Over time, your goal became increasingly unattainable until, seeing no end in sight, you struck it from your list and carried on with your life.

It’s happened to all of us, and it’s not hard to understand why.

How to Get Where You're Going with a Good Plan

How to Get Where You're Going with a Good Plan

A good plan for the week starts on Monday and has two parts:

☝️ The three most important things you’ll get done this week to make it easier to achieve your goal.
✌️ The three things you will get done today, Monday, that will make it easier to have a successful week.

That’s it.

People often complicate planning, thinking it requires expensive project management software, some fancy new task management app, or PhD in Gantt charting to organize their thinking.

This over-complication transforms into an excuse for not planning—for working in disorganized chaos—for living a busy but unproductive life.

But here’s the thing:

How Much Planning Should You Really Do for a Creative Project?

How Much Planning Should You Really Do for a Creative Project?

Some projects, like building a house, cleaning a garage, or building a military helicopter can be scheduled in great detail from start to finish. 

Most projects cannot. 

So does that mean you should give up? Should you run your next project ad-hoc, dealing with issues as they arise and hoping for the best?

Finding Clarity with a Line of Sight

Finding Clarity with a Line of Sight

She shifted her weight hastily from one foot to the other, clearly irritated.

I was too.

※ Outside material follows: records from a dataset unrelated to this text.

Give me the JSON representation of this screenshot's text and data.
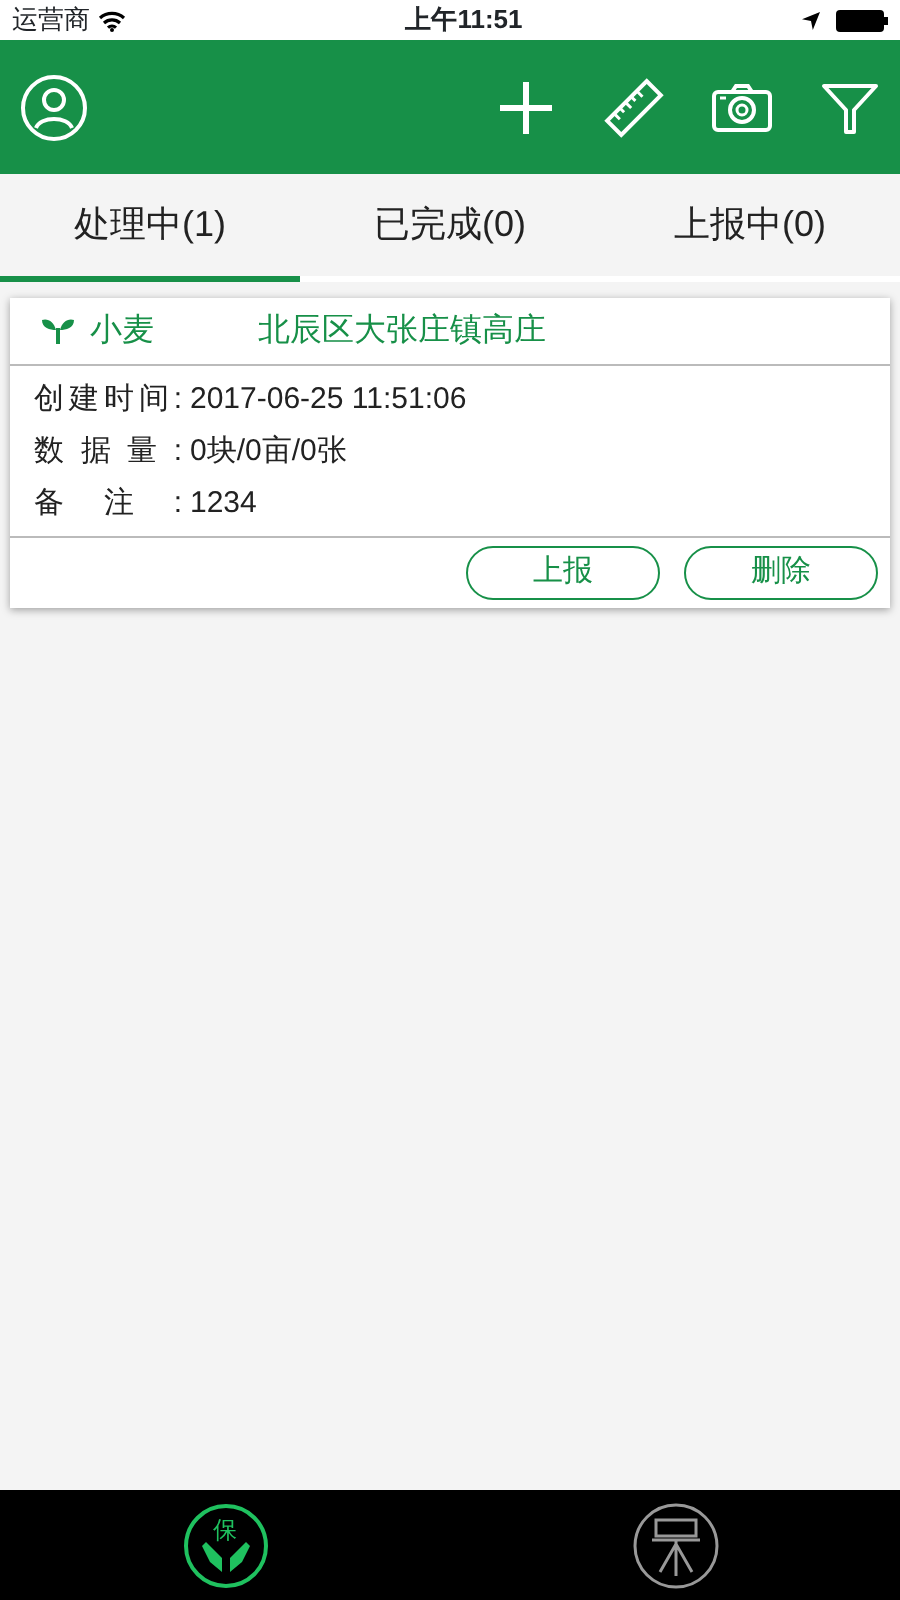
{
  "status_bar": {
    "carrier": "运营商",
    "time": "上午11:51"
  },
  "toolbar": {
    "actions": [
      {
        "kind": "add"
      },
      {
        "kind": "ruler"
      },
      {
        "kind": "camera"
      },
      {
        "kind": "filter"
      }
    ]
  },
  "tabs": [
    {
      "label": "处理中(1)",
      "selected": true
    },
    {
      "label": "已完成(0)",
      "selected": false
    },
    {
      "label": "上报中(0)",
      "selected": false
    }
  ],
  "records": [
    {
      "crop": "小麦",
      "location": "北辰区大张庄镇高庄",
      "fields": [
        {
          "label": "创建时间:",
          "value": "2017-06-25 11:51:06"
        },
        {
          "label": "数据量:",
          "value": "0块/0亩/0张"
        },
        {
          "label": "备注:",
          "value": "1234"
        }
      ],
      "buttons": [
        "上报",
        "删除"
      ]
    }
  ],
  "bottom_tabs": [
    {
      "kind": "protect",
      "glyph": "保",
      "selected": true
    },
    {
      "kind": "instrument",
      "selected": false
    }
  ]
}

Irritated, that is.

Her, a hundred other travelers in front of me, and I had chosen the wrong line at the airport, and security was moving us through their checkpoint at a snails pace.

The line to my left seemed like a racetrack by comparison. Each of the travelers walked confidently toward the checkpoint faster than American Pharoe to the Triple Crown. They seemed happy, almost cheery (or so my imagination told me).

That’s when this woman in front of me made her break for freedom.

Getting Derailed? Leave Room to Accommodate the Unexpected

Getting Derailed? Leave Room to Accommodate the Unexpected

You often get derailed by "the unexpected.”

It’s inevitable.

You get interrupted an unexpected number of times daily. Those interruptions come at unexpected times. They each take an unexpected amount of time with which to deal.

That’s why it’s "the unexpected."

These interruptions kill your flow, destroy your focus, and force you to work on the urgent instead of the important.

So how do you deter, prevent, and deal with the problems these unexpected interruptions incur? 

How to Help 93% of Your Employees Feel More Productive

How to Help 93% of Your Employees Feel More Productive

Just recently, Forbes published an article reporting that only 7% of workers feel productive during the workday. 

7 percent!!!

Just think about that for a minute... 93 out of 100 employees don't feel like they can get their work done.

And if they don’t feel like they’re getting their work done… Guess what? Let’s just say they could be doing a lot more.

What do they blame?

    25 Eye-Opening Lessons with Proven Project Management Results

    25 Eye-Opening Lessons with Proven Project Management Results

    If there’s one thing I learned from projects, it’s this…

    They’re on track until they’re not.

    And once they get off track, there’s no going back. They either spiral out of control or get stuck, the last 10% effort taking longer than the first 90% combined. 

    You see, project management is theoretically easy. Start your project, define your project, launch your project, control your project, and close your project. Five easy steps with volumes of books written about each, explored and experienced by hundreds of thousands (if not millions) of project leads and project managers worldwide.

    In practice, however, it’s one of the most challenging aspects of business.